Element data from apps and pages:
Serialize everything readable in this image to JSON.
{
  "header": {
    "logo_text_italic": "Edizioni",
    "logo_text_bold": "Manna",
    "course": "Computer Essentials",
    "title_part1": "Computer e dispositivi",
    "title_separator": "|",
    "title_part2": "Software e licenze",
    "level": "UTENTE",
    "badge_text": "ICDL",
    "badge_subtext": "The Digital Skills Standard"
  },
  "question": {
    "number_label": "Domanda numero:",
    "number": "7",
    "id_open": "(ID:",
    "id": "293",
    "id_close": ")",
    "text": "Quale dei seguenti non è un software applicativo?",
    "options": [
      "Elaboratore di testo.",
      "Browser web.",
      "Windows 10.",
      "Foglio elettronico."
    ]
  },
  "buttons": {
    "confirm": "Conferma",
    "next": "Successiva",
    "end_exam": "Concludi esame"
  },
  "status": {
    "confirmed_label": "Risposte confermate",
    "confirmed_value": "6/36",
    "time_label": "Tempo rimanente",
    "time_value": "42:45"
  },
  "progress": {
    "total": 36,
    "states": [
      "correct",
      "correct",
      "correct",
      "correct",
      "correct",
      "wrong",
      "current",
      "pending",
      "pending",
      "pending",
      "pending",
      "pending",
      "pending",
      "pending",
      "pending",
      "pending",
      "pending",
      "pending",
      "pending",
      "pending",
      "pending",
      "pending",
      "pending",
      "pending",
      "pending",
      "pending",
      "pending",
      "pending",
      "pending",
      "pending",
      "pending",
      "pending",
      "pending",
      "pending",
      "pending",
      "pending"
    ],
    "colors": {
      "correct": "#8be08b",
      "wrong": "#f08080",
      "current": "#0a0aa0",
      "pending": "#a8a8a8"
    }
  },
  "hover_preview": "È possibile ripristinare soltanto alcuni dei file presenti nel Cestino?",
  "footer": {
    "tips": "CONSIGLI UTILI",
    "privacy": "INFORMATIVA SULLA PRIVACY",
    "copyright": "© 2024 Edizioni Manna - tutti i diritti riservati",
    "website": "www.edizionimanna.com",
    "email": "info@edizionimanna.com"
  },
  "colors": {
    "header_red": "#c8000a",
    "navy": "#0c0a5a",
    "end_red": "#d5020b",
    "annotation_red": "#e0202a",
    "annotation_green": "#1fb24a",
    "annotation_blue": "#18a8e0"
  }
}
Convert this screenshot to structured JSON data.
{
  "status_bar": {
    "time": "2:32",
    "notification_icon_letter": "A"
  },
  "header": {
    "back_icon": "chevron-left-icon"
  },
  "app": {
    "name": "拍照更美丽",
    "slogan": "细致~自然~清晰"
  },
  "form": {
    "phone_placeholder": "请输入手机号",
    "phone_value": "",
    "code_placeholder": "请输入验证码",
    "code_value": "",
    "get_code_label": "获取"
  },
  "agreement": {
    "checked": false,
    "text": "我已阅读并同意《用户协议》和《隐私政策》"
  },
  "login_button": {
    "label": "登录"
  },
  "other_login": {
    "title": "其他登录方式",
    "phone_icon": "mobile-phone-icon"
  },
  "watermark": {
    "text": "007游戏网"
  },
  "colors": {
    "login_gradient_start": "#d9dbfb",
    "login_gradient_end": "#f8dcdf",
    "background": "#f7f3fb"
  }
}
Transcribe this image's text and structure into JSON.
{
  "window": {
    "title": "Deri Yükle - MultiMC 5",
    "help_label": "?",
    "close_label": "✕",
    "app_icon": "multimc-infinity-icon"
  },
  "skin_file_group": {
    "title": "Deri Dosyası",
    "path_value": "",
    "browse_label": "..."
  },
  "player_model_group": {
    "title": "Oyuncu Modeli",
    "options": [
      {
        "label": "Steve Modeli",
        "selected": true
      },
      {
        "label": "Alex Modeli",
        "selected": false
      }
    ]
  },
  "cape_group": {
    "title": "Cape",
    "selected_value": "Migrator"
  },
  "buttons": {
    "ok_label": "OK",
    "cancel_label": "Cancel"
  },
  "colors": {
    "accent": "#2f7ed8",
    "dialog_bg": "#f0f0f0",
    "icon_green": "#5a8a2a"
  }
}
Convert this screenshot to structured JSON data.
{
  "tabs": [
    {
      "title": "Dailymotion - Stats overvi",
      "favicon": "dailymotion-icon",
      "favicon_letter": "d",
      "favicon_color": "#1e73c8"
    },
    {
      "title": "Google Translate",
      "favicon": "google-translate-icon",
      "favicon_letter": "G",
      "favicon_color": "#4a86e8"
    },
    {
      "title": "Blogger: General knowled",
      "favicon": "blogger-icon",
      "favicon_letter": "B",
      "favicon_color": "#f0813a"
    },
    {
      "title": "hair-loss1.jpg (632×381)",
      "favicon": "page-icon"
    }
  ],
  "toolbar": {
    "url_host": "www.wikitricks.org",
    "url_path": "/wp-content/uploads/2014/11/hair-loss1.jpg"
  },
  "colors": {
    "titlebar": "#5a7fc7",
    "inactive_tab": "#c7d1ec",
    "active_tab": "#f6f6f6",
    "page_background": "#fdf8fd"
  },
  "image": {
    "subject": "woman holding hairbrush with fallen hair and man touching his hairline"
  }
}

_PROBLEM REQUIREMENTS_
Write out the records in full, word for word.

_RESULT OF THE TASK_
Serialize everything readable in this image to JSON.
{
  "header": {
    "logo_text_italic": "Edizioni",
    "logo_text_bold": "Manna",
    "course": "Computer Essentials",
    "title_part1": "Computer e dispositivi",
    "title_separator": "|",
    "title_part2": "Software e licenze",
    "level": "UTENTE",
    "badge_text": "ICDL",
    "badge_subtext": "The Digital Skills Standard"
  },
  "question": {
    "number_label": "Domanda numero:",
    "number": "7",
    "id_open": "(ID:",
    "id": "293",
    "id_close": ")",
    "text": "Quale dei seguenti non è un software applicativo?",
    "options": [
      "Elaboratore di testo.",
      "Browser web.",
      "Windows 10.",
      "Foglio elettronico."
    ]
  },
  "buttons": {
    "confirm": "Conferma",
    "next": "Successiva",
    "end_exam": "Concludi esame"
  },
  "status": {
    "confirmed_label": "Risposte confermate",
    "confirmed_value": "6/36",
    "time_label": "Tempo rimanente",
    "time_value": "42:45"
  },
  "progress": {
    "total": 36,
    "states": [
      "correct",
      "correct",
      "correct",
      "correct",
      "correct",
      "wrong",
      "current",
      "pending",
      "pending",
      "pending",
      "pending",
      "pending",
      "pending",
      "pending",
      "pending",
      "pending",
      "pending",
      "pending",
      "pending",
      "pending",
      "pending",
      "pending",
      "pending",
      "pending",
      "pending",
      "pending",
      "pending",
      "pending",
      "pending",
      "pending",
      "pending",
      "pending",
      "pending",
      "pending",
      "pending",
      "pending"
    ],
    "colors": {
      "correct": "#8be08b",
      "wrong": "#f08080",
      "current": "#0a0aa0",
      "pending": "#a8a8a8"
    }
  },
  "hover_preview": "È possibile ripristinare soltanto alcuni dei file presenti nel Cestino?",
  "footer": {
    "tips": "CONSIGLI UTILI",
    "privacy": "INFORMATIVA SULLA PRIVACY",
    "copyright": "© 2024 Edizioni Manna - tutti i diritti riservati",
    "website": "www.edizionimanna.com",
    "email": "info@edizionimanna.com"
  },
  "colors": {
    "header_red": "#c8000a",
    "navy": "#0c0a5a",
    "end_red": "#d5020b",
    "annotation_red": "#e0202a",
    "annotation_green": "#1fb24a",
    "annotation_blue": "#18a8e0"
  }
}
Convert this screenshot to structured JSON data.
{
  "status_bar": {
    "time": "2:32",
    "notification_icon_letter": "A"
  },
  "header": {
    "back_icon": "chevron-left-icon"
  },
  "app": {
    "name": "拍照更美丽",
    "slogan": "细致~自然~清晰"
  },
  "form": {
    "phone_placeholder": "请输入手机号",
    "phone_value": "",
    "code_placeholder": "请输入验证码",
    "code_value": "",
    "get_code_label": "获取"
  },
  "agreement": {
    "checked": false,
    "text": "我已阅读并同意《用户协议》和《隐私政策》"
  },
  "login_button": {
    "label": "登录"
  },
  "other_login": {
    "title": "其他登录方式",
    "phone_icon": "mobile-phone-icon"
  },
  "watermark": {
    "text": "007游戏网"
  },
  "colors": {
    "login_gradient_start": "#d9dbfb",
    "login_gradient_end": "#f8dcdf",
    "background": "#f7f3fb"
  }
}
Transcribe this image's text and structure into JSON.
{
  "window": {
    "title": "Deri Yükle - MultiMC 5",
    "help_label": "?",
    "close_label": "✕",
    "app_icon": "multimc-infinity-icon"
  },
  "skin_file_group": {
    "title": "Deri Dosyası",
    "path_value": "",
    "browse_label": "..."
  },
  "player_model_group": {
    "title": "Oyuncu Modeli",
    "options": [
      {
        "label": "Steve Modeli",
        "selected": true
      },
      {
        "label": "Alex Modeli",
        "selected": false
      }
    ]
  },
  "cape_group": {
    "title": "Cape",
    "selected_value": "Migrator"
  },
  "buttons": {
    "ok_label": "OK",
    "cancel_label": "Cancel"
  },
  "colors": {
    "accent": "#2f7ed8",
    "dialog_bg": "#f0f0f0",
    "icon_green": "#5a8a2a"
  }
}
Convert this screenshot to structured JSON data.
{
  "tabs": [
    {
      "title": "Dailymotion - Stats overvi",
      "favicon": "dailymotion-icon",
      "favicon_letter": "d",
      "favicon_color": "#1e73c8"
    },
    {
      "title": "Google Translate",
      "favicon": "google-translate-icon",
      "favicon_letter": "G",
      "favicon_color": "#4a86e8"
    },
    {
      "title": "Blogger: General knowled",
      "favicon": "blogger-icon",
      "favicon_letter": "B",
      "favicon_color": "#f0813a"
    },
    {
      "title": "hair-loss1.jpg (632×381)",
      "favicon": "page-icon"
    }
  ],
  "toolbar": {
    "url_host": "www.wikitricks.org",
    "url_path": "/wp-content/uploads/2014/11/hair-loss1.jpg"
  },
  "colors": {
    "titlebar": "#5a7fc7",
    "inactive_tab": "#c7d1ec",
    "active_tab": "#f6f6f6",
    "page_background": "#fdf8fd"
  },
  "image": {
    "subject": "woman holding hairbrush with fallen hair and man touching his hairline"
  }
}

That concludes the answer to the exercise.